Answer: I would not seek it out actively, but to get a better opinion formed I would perhaps give it a chance and view it. But it would make me uncomfortable
Question 5: Do you have any additional comments that you want to express?
Answer: Why the fuck does it have to be shorts? People can run fast in long pants. Female Muslims participate in the freaking Olympics in full body gear for crying out loud.
The whole peeping tom situation makes me extremely uncomfortable. Especially since the teacher is there helping them find him and he himself is technically a peeping tom, and it makes me shudder and feel all sorts of uncomfortable. Having had to lock doors and block them with heavy equipment in the showers after PE because the boys tried breaking in to look, this is hitting close to home. It brings back uncomfortable memories of the early days of social media, web cameras, icky people on the internet and MSN.

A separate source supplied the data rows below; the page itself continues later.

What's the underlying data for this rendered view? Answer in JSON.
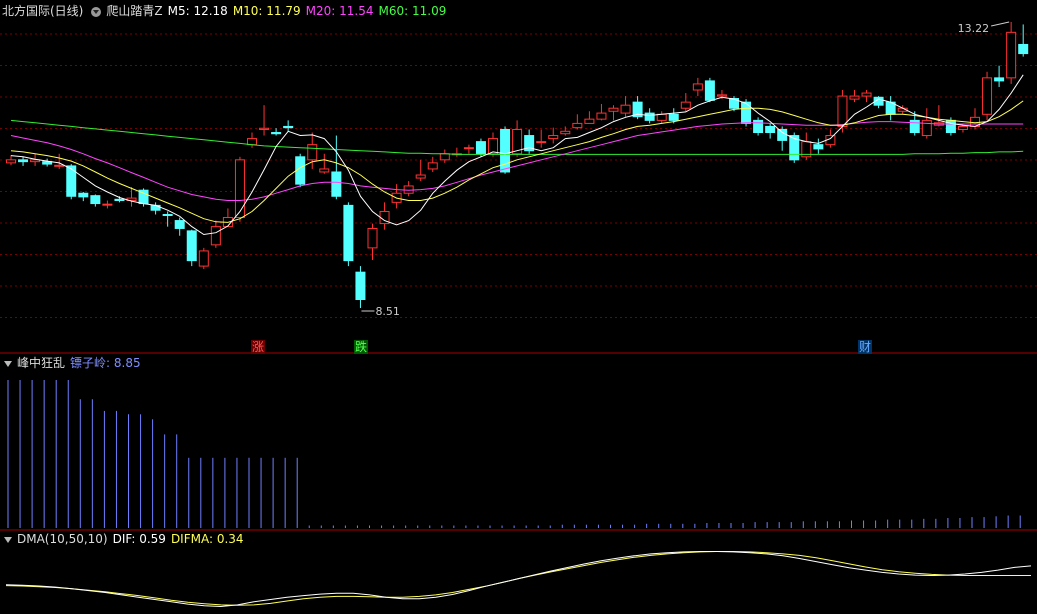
{
  "main_panel": {
    "title": "北方国际(日线)",
    "indicator_name": "爬山踏青Z",
    "ma5": "M5: 12.18",
    "ma10": "M10: 11.79",
    "ma20": "M20: 11.54",
    "ma60": "M60: 11.09",
    "high_label": "13.22",
    "low_label": "8.51",
    "signals": [
      {
        "text": "涨",
        "color": "#ff5555",
        "bg": "#6a0000"
      },
      {
        "text": "跌",
        "color": "#55ff55",
        "bg": "#005a00"
      },
      {
        "text": "财",
        "color": "#66aaff",
        "bg": "#003366"
      }
    ]
  },
  "sub_panel_1": {
    "name": "峰中狂乱",
    "value_label": "镖子岭: 8.85"
  },
  "sub_panel_2": {
    "name": "DMA(10,50,10)",
    "dif": "DIF: 0.59",
    "difma": "DIFMA: 0.34"
  },
  "colors": {
    "up": "#ff3232",
    "down": "#54ffff",
    "ma5": "#ffffff",
    "ma10": "#ffff55",
    "ma20": "#ff44ff",
    "ma60": "#33ee33",
    "bars": "#6f7fff",
    "grid": "#7a0000"
  },
  "chart_data": {
    "type": "candlestick",
    "price_range": [
      8.51,
      13.22
    ],
    "candles": [
      [
        10.9,
        10.95,
        11.03,
        10.86
      ],
      [
        10.95,
        10.92,
        11.0,
        10.85
      ],
      [
        10.92,
        10.95,
        11.05,
        10.85
      ],
      [
        10.92,
        10.88,
        10.97,
        10.84
      ],
      [
        10.85,
        10.86,
        11.05,
        10.8
      ],
      [
        10.85,
        10.35,
        10.88,
        10.3
      ],
      [
        10.4,
        10.34,
        10.42,
        10.27
      ],
      [
        10.36,
        10.23,
        10.38,
        10.18
      ],
      [
        10.22,
        10.22,
        10.28,
        10.15
      ],
      [
        10.3,
        10.28,
        10.35,
        10.25
      ],
      [
        10.28,
        10.32,
        10.5,
        10.18
      ],
      [
        10.45,
        10.23,
        10.48,
        10.18
      ],
      [
        10.2,
        10.12,
        10.25,
        10.05
      ],
      [
        10.05,
        10.04,
        10.1,
        9.85
      ],
      [
        9.95,
        9.82,
        10.0,
        9.7
      ],
      [
        9.78,
        9.29,
        9.8,
        9.2
      ],
      [
        9.2,
        9.45,
        9.5,
        9.15
      ],
      [
        9.55,
        9.85,
        9.95,
        9.5
      ],
      [
        9.85,
        10.0,
        10.15,
        9.85
      ],
      [
        10.0,
        10.95,
        11.0,
        9.93
      ],
      [
        11.2,
        11.3,
        11.4,
        11.15
      ],
      [
        11.45,
        11.47,
        11.85,
        11.35
      ],
      [
        11.4,
        11.38,
        11.47,
        11.35
      ],
      [
        11.5,
        11.48,
        11.6,
        11.42
      ],
      [
        11.0,
        10.55,
        11.05,
        10.5
      ],
      [
        10.95,
        11.2,
        11.4,
        10.8
      ],
      [
        10.75,
        10.8,
        11.05,
        10.72
      ],
      [
        10.75,
        10.35,
        11.35,
        10.3
      ],
      [
        10.2,
        9.29,
        10.25,
        9.2
      ],
      [
        9.1,
        8.65,
        9.2,
        8.51
      ],
      [
        9.5,
        9.82,
        9.9,
        9.3
      ],
      [
        9.9,
        10.1,
        10.25,
        9.8
      ],
      [
        10.25,
        10.4,
        10.55,
        10.15
      ],
      [
        10.4,
        10.52,
        10.6,
        10.35
      ],
      [
        10.65,
        10.7,
        10.95,
        10.6
      ],
      [
        10.8,
        10.9,
        11.0,
        10.75
      ],
      [
        10.95,
        11.05,
        11.12,
        10.9
      ],
      [
        11.05,
        11.05,
        11.15,
        11.0
      ],
      [
        11.15,
        11.15,
        11.2,
        11.05
      ],
      [
        11.25,
        11.05,
        11.3,
        11.0
      ],
      [
        11.05,
        11.3,
        11.4,
        11.0
      ],
      [
        11.45,
        10.75,
        11.5,
        10.72
      ],
      [
        11.05,
        11.45,
        11.6,
        11.0
      ],
      [
        11.35,
        11.1,
        11.45,
        11.05
      ],
      [
        11.25,
        11.25,
        11.45,
        11.15
      ],
      [
        11.3,
        11.35,
        11.48,
        11.22
      ],
      [
        11.38,
        11.42,
        11.5,
        11.35
      ],
      [
        11.48,
        11.55,
        11.7,
        11.45
      ],
      [
        11.55,
        11.62,
        11.75,
        11.55
      ],
      [
        11.62,
        11.72,
        11.87,
        11.6
      ],
      [
        11.75,
        11.8,
        11.85,
        11.6
      ],
      [
        11.72,
        11.85,
        12.0,
        11.65
      ],
      [
        11.9,
        11.66,
        12.0,
        11.62
      ],
      [
        11.72,
        11.6,
        11.8,
        11.55
      ],
      [
        11.6,
        11.7,
        11.75,
        11.55
      ],
      [
        11.7,
        11.6,
        11.8,
        11.55
      ],
      [
        11.8,
        11.9,
        12.05,
        11.75
      ],
      [
        12.1,
        12.2,
        12.3,
        12.0
      ],
      [
        12.25,
        11.93,
        12.3,
        11.9
      ],
      [
        12.0,
        12.02,
        12.1,
        11.95
      ],
      [
        11.96,
        11.8,
        12.0,
        11.75
      ],
      [
        11.9,
        11.55,
        11.95,
        11.5
      ],
      [
        11.6,
        11.4,
        11.65,
        11.35
      ],
      [
        11.5,
        11.4,
        11.55,
        11.3
      ],
      [
        11.45,
        11.27,
        11.5,
        11.1
      ],
      [
        11.35,
        10.95,
        11.4,
        10.9
      ],
      [
        11.0,
        11.25,
        11.4,
        10.95
      ],
      [
        11.2,
        11.13,
        11.3,
        11.05
      ],
      [
        11.2,
        11.35,
        11.45,
        11.15
      ],
      [
        11.5,
        12.0,
        12.1,
        11.4
      ],
      [
        11.95,
        12.0,
        12.1,
        11.9
      ],
      [
        12.0,
        12.05,
        12.1,
        11.9
      ],
      [
        11.98,
        11.85,
        12.0,
        11.8
      ],
      [
        11.9,
        11.7,
        12.0,
        11.6
      ],
      [
        11.75,
        11.8,
        11.85,
        11.7
      ],
      [
        11.6,
        11.4,
        11.75,
        11.35
      ],
      [
        11.35,
        11.6,
        11.8,
        11.3
      ],
      [
        11.52,
        11.56,
        11.85,
        11.5
      ],
      [
        11.6,
        11.4,
        11.65,
        11.35
      ],
      [
        11.45,
        11.5,
        11.55,
        11.4
      ],
      [
        11.5,
        11.65,
        11.8,
        11.45
      ],
      [
        11.7,
        12.3,
        12.4,
        11.6
      ],
      [
        12.3,
        12.25,
        12.5,
        12.15
      ],
      [
        12.3,
        13.05,
        13.22,
        12.2
      ],
      [
        12.85,
        12.7,
        13.18,
        12.65
      ]
    ],
    "ma5": [
      11.02,
      11.0,
      10.96,
      10.93,
      10.9,
      10.8,
      10.66,
      10.52,
      10.42,
      10.33,
      10.27,
      10.23,
      10.2,
      10.12,
      10.02,
      9.85,
      9.72,
      9.75,
      9.86,
      10.1,
      10.42,
      10.79,
      11.17,
      11.42,
      11.35,
      11.36,
      11.3,
      11.08,
      10.78,
      10.35,
      10.1,
      9.95,
      9.88,
      9.95,
      10.12,
      10.4,
      10.6,
      10.78,
      10.92,
      11.0,
      11.08,
      11.05,
      11.1,
      11.15,
      11.1,
      11.15,
      11.3,
      11.32,
      11.4,
      11.48,
      11.58,
      11.65,
      11.7,
      11.68,
      11.7,
      11.72,
      11.74,
      11.85,
      11.92,
      11.98,
      11.95,
      11.88,
      11.72,
      11.58,
      11.4,
      11.3,
      11.25,
      11.22,
      11.3,
      11.5,
      11.7,
      11.82,
      11.95,
      11.9,
      11.8,
      11.7,
      11.65,
      11.6,
      11.55,
      11.52,
      11.5,
      11.58,
      11.78,
      12.05,
      12.35
    ],
    "ma10": [
      11.1,
      11.08,
      11.05,
      11.02,
      10.98,
      10.93,
      10.85,
      10.75,
      10.65,
      10.56,
      10.48,
      10.4,
      10.32,
      10.24,
      10.16,
      10.07,
      9.98,
      9.93,
      9.92,
      9.98,
      10.1,
      10.28,
      10.48,
      10.68,
      10.82,
      10.92,
      10.95,
      10.9,
      10.82,
      10.7,
      10.55,
      10.42,
      10.32,
      10.28,
      10.28,
      10.32,
      10.4,
      10.5,
      10.62,
      10.72,
      10.82,
      10.88,
      10.95,
      11.0,
      11.05,
      11.1,
      11.15,
      11.2,
      11.25,
      11.32,
      11.38,
      11.45,
      11.5,
      11.52,
      11.55,
      11.58,
      11.62,
      11.66,
      11.7,
      11.74,
      11.78,
      11.8,
      11.8,
      11.78,
      11.74,
      11.68,
      11.62,
      11.56,
      11.52,
      11.52,
      11.56,
      11.62,
      11.68,
      11.7,
      11.7,
      11.68,
      11.65,
      11.62,
      11.6,
      11.58,
      11.56,
      11.58,
      11.66,
      11.78,
      11.92
    ],
    "ma20": [
      11.35,
      11.31,
      11.27,
      11.23,
      11.18,
      11.12,
      11.05,
      10.97,
      10.9,
      10.82,
      10.74,
      10.66,
      10.58,
      10.5,
      10.44,
      10.38,
      10.34,
      10.3,
      10.28,
      10.28,
      10.3,
      10.34,
      10.4,
      10.46,
      10.52,
      10.56,
      10.58,
      10.58,
      10.56,
      10.52,
      10.5,
      10.48,
      10.46,
      10.45,
      10.46,
      10.48,
      10.52,
      10.58,
      10.64,
      10.7,
      10.75,
      10.8,
      10.85,
      10.9,
      10.95,
      11.0,
      11.05,
      11.1,
      11.15,
      11.2,
      11.25,
      11.3,
      11.35,
      11.38,
      11.41,
      11.44,
      11.47,
      11.5,
      11.52,
      11.54,
      11.55,
      11.56,
      11.56,
      11.55,
      11.54,
      11.53,
      11.52,
      11.52,
      11.52,
      11.53,
      11.55,
      11.57,
      11.58,
      11.58,
      11.57,
      11.56,
      11.55,
      11.54,
      11.54,
      11.54,
      11.54,
      11.54,
      11.54,
      11.54,
      11.54
    ],
    "ma60": [
      11.6,
      11.58,
      11.56,
      11.54,
      11.52,
      11.5,
      11.48,
      11.46,
      11.44,
      11.42,
      11.4,
      11.38,
      11.36,
      11.34,
      11.32,
      11.3,
      11.28,
      11.26,
      11.24,
      11.22,
      11.2,
      11.18,
      11.17,
      11.16,
      11.15,
      11.14,
      11.13,
      11.12,
      11.11,
      11.1,
      11.09,
      11.08,
      11.07,
      11.06,
      11.06,
      11.05,
      11.05,
      11.04,
      11.04,
      11.04,
      11.04,
      11.04,
      11.04,
      11.04,
      11.04,
      11.04,
      11.04,
      11.04,
      11.04,
      11.04,
      11.04,
      11.04,
      11.04,
      11.04,
      11.04,
      11.04,
      11.04,
      11.04,
      11.04,
      11.04,
      11.04,
      11.04,
      11.04,
      11.04,
      11.04,
      11.04,
      11.04,
      11.04,
      11.04,
      11.04,
      11.04,
      11.04,
      11.04,
      11.04,
      11.04,
      11.05,
      11.05,
      11.05,
      11.06,
      11.06,
      11.07,
      11.07,
      11.08,
      11.08,
      11.09
    ],
    "sub1_bars": [
      8.85,
      8.85,
      8.85,
      8.85,
      8.85,
      8.85,
      7.7,
      7.7,
      7.0,
      7.0,
      6.8,
      6.8,
      6.5,
      5.6,
      5.6,
      4.2,
      4.2,
      4.2,
      4.2,
      4.2,
      4.2,
      4.2,
      4.2,
      4.2,
      4.2,
      0.15,
      0.15,
      0.15,
      0.15,
      0.15,
      0.15,
      0.15,
      0.15,
      0.15,
      0.15,
      0.15,
      0.15,
      0.15,
      0.15,
      0.15,
      0.15,
      0.15,
      0.15,
      0.15,
      0.15,
      0.15,
      0.2,
      0.2,
      0.2,
      0.2,
      0.2,
      0.2,
      0.2,
      0.25,
      0.25,
      0.25,
      0.25,
      0.25,
      0.3,
      0.3,
      0.3,
      0.3,
      0.35,
      0.35,
      0.35,
      0.35,
      0.4,
      0.4,
      0.4,
      0.4,
      0.45,
      0.45,
      0.45,
      0.5,
      0.5,
      0.5,
      0.55,
      0.55,
      0.6,
      0.6,
      0.65,
      0.65,
      0.7,
      0.75,
      0.75
    ],
    "sub1_max": 8.85,
    "dif": [
      0.1,
      0.09,
      0.07,
      0.04,
      0.0,
      -0.05,
      -0.1,
      -0.16,
      -0.22,
      -0.28,
      -0.34,
      -0.4,
      -0.44,
      -0.46,
      -0.42,
      -0.34,
      -0.28,
      -0.22,
      -0.18,
      -0.14,
      -0.12,
      -0.12,
      -0.16,
      -0.22,
      -0.26,
      -0.26,
      -0.22,
      -0.15,
      -0.05,
      0.06,
      0.16,
      0.26,
      0.36,
      0.46,
      0.55,
      0.64,
      0.72,
      0.79,
      0.85,
      0.9,
      0.93,
      0.95,
      0.96,
      0.96,
      0.95,
      0.93,
      0.9,
      0.85,
      0.78,
      0.7,
      0.62,
      0.54,
      0.48,
      0.42,
      0.38,
      0.35,
      0.34,
      0.35,
      0.38,
      0.42,
      0.48,
      0.55,
      0.59
    ],
    "difma": [
      0.08,
      0.07,
      0.05,
      0.03,
      0.0,
      -0.04,
      -0.08,
      -0.13,
      -0.18,
      -0.24,
      -0.3,
      -0.35,
      -0.39,
      -0.42,
      -0.43,
      -0.42,
      -0.38,
      -0.32,
      -0.26,
      -0.22,
      -0.2,
      -0.2,
      -0.21,
      -0.22,
      -0.22,
      -0.2,
      -0.16,
      -0.1,
      -0.02,
      0.06,
      0.16,
      0.26,
      0.35,
      0.44,
      0.52,
      0.6,
      0.68,
      0.75,
      0.81,
      0.86,
      0.9,
      0.93,
      0.95,
      0.96,
      0.96,
      0.95,
      0.93,
      0.9,
      0.86,
      0.8,
      0.72,
      0.64,
      0.56,
      0.49,
      0.44,
      0.4,
      0.37,
      0.35,
      0.34,
      0.34,
      0.34,
      0.34,
      0.34
    ]
  }
}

I don’t have a problem with these issues being portrayed, the problem is HOW they’re being used and portrayed. You have the same issue with rape and torture for drama and only drama in fantasy, and it is so tiresome.
Watching I My Me! Strawberry Eggs was like listening to someone make a long-winded argument, but every time he’s about to make a strong point that could step on some toes, he laughs it off and pretends it was a joke all along. I don’t have the insight to know if series writer Yasuko Kobayashi intended the show to be a commentary on female empowerment in media or if it just had to be an amusing romcom thing with some gimmicks to set it apart.
It’s not a show that aged well, that’s for sure, and if this brief interview taught me anything, it’s that a show I register as “just a mediocre anime” could be seen as horrific or deplorable by somebody not used to the kind of weirdness anime fans have come to accept from the medium.
1 thought on “Female Empowerment and Strawberry Eggs”
Quite a compelling read, its always great to see active discussions of female representation in anime. I liked that interview segment too.